By CC Pearce
There is no doubt that the iPad will continue the ever-changing format of Web design. The question is whether the iPad will revolutionize Web design as significantly as mobile devices like the iPhone and Droid have.
The iPad is a bridge between the two traditional systems of online computing—the computer and the phone. The iPad will be the first great chance for Web designers to harmonize the aspects that consumers enjoy about the two different platforms.
The advantages to mobile device design are minimalism, clarity and ease of navigation. Sites redesigned for mobile platforms have fewer, bolder buttons and layout takes precedent over flash (no Adobe pun intended).
The advantages to a traditional computing platform include flexibility, processing power and bandwidth speed. More powerful applications can be run on a computer and serviced by an Internet service provider.
The role of Web design on the iPad will incorporate the best of both worlds — a focus on content and layout with elements of subtle style; navigation that is simple, intuitive and speedy; and applications that utilize the geolocation and innovation of mobile devices, but require more processing power.
A key element in the Web design for the iPad will be for designers to incorporate the element of touch. With 10 fingers replacing a single cursor and a screen big enough to fit all those fingers, new levels of interactivity will emerge. Swiping, rotating and jiggling are all motions that could have new functions if Web designers take them into account.
While many of these novelties may initially be for diversion, practical functions will emerge. Imagine the ease of turning pictures for someone to see who is looking on a tablet or the ability to push page elements into a new organization based on personal preferences.
Since Apple continues to neglect Flash, Web design for the iPad and other tablets will likely find alternate methods for interactive media. HTML5 and future Web standards will become more versatile and allow for complicated scripting that will inevitably outperform current Flash standards.
The iPad should soon be able to incorporate other peripherals, which will also affect Web design. Video chat may become an easily integrated stable of many sites, especially social networking sites. With this in mind, site layout will have to accommodate burgeoning trends with space and functionality.
While it is impossible to determine how Web design will evolve through the iPad, it will no doubt create a significant ripple through the current standards and challenge designers to maximize their functionality on tablet platforms.

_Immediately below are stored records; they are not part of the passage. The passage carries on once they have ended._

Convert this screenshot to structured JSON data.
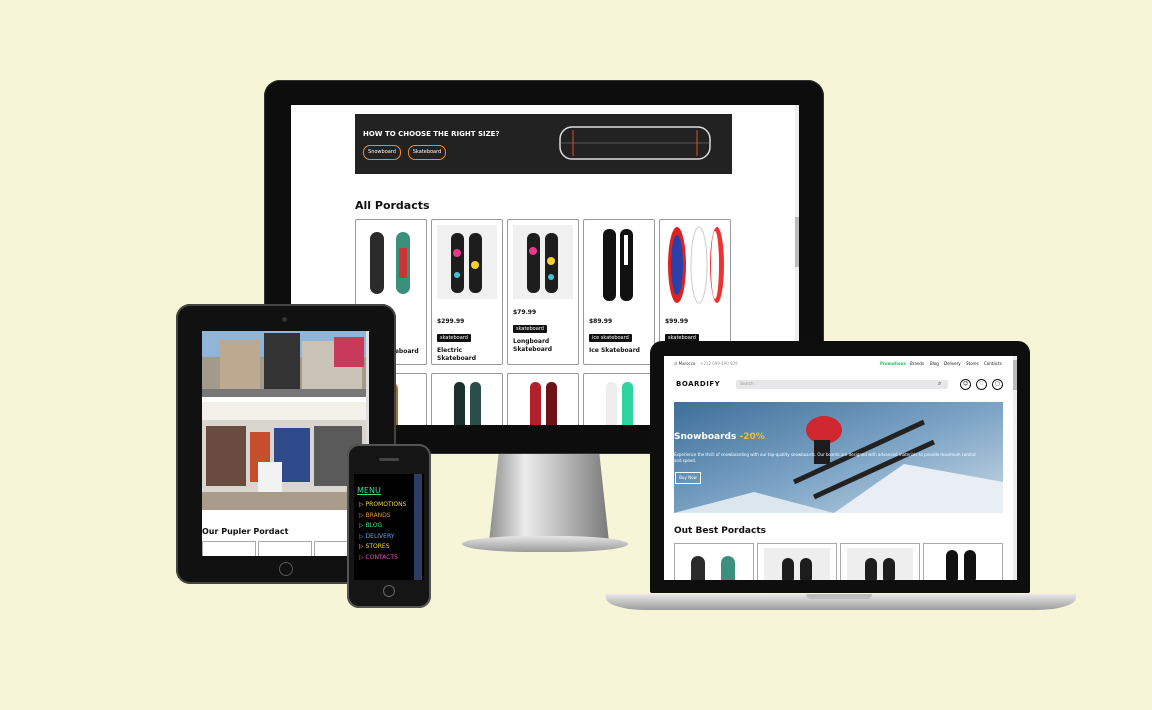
{
  "monitor": {
    "banner": {
      "title": "HOW TO CHOOSE THE RIGHT SIZE?",
      "buttons": [
        "Snowboard",
        "Skateboard"
      ]
    },
    "section_title": "All Pordacts",
    "products": [
      {
        "price": "",
        "tag": "",
        "name": "...eboard"
      },
      {
        "price": "$299.99",
        "tag": "skateboard",
        "name": "Electric Skateboard"
      },
      {
        "price": "$79.99",
        "tag": "skateboard",
        "name": "Longboard Skateboard"
      },
      {
        "price": "$89.99",
        "tag": "ice skateboard",
        "name": "Ice Skateboard"
      },
      {
        "price": "$99.99",
        "tag": "skateboard",
        "name": ""
      }
    ]
  },
  "tablet": {
    "section_title": "Our Pupler Pordact"
  },
  "phone": {
    "menu_title": "MENU",
    "items": [
      {
        "label": "PROMOTIONS",
        "color": "#f7d84b"
      },
      {
        "label": "BRANDS",
        "color": "#f28b2c"
      },
      {
        "label": "BLOG",
        "color": "#3ee07c"
      },
      {
        "label": "DELIVERY",
        "color": "#5aa9ff"
      },
      {
        "label": "STORES",
        "color": "#f7d84b"
      },
      {
        "label": "CONTACTS",
        "color": "#e94fc6"
      }
    ],
    "menu_title_color": "#3ee07c"
  },
  "laptop": {
    "topbar": {
      "location": "Marocco",
      "phone": "+212 699 490 829",
      "nav": [
        "Promotions",
        "Brands",
        "Blog",
        "Delivery",
        "Stores",
        "Contacts"
      ],
      "promo_color": "#19c25c"
    },
    "logo": "BOARDIFY",
    "search": {
      "placeholder": "Search"
    },
    "hero": {
      "title": "Snowboards",
      "discount": "-20%",
      "text": "Experience the thrill of snowboarding with our top-quality snowboards. Our boards are designed with advanced materials to provide maximum control and speed.",
      "button": "Buy Now",
      "accent": "#f5b83b"
    },
    "section_title": "Out Best Pordacts"
  }
}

CC Pearce is a post production coordinator at Michael Eisner’s new media production company Tornante. He is also a co-producer of the comedy production team The Outside Joke.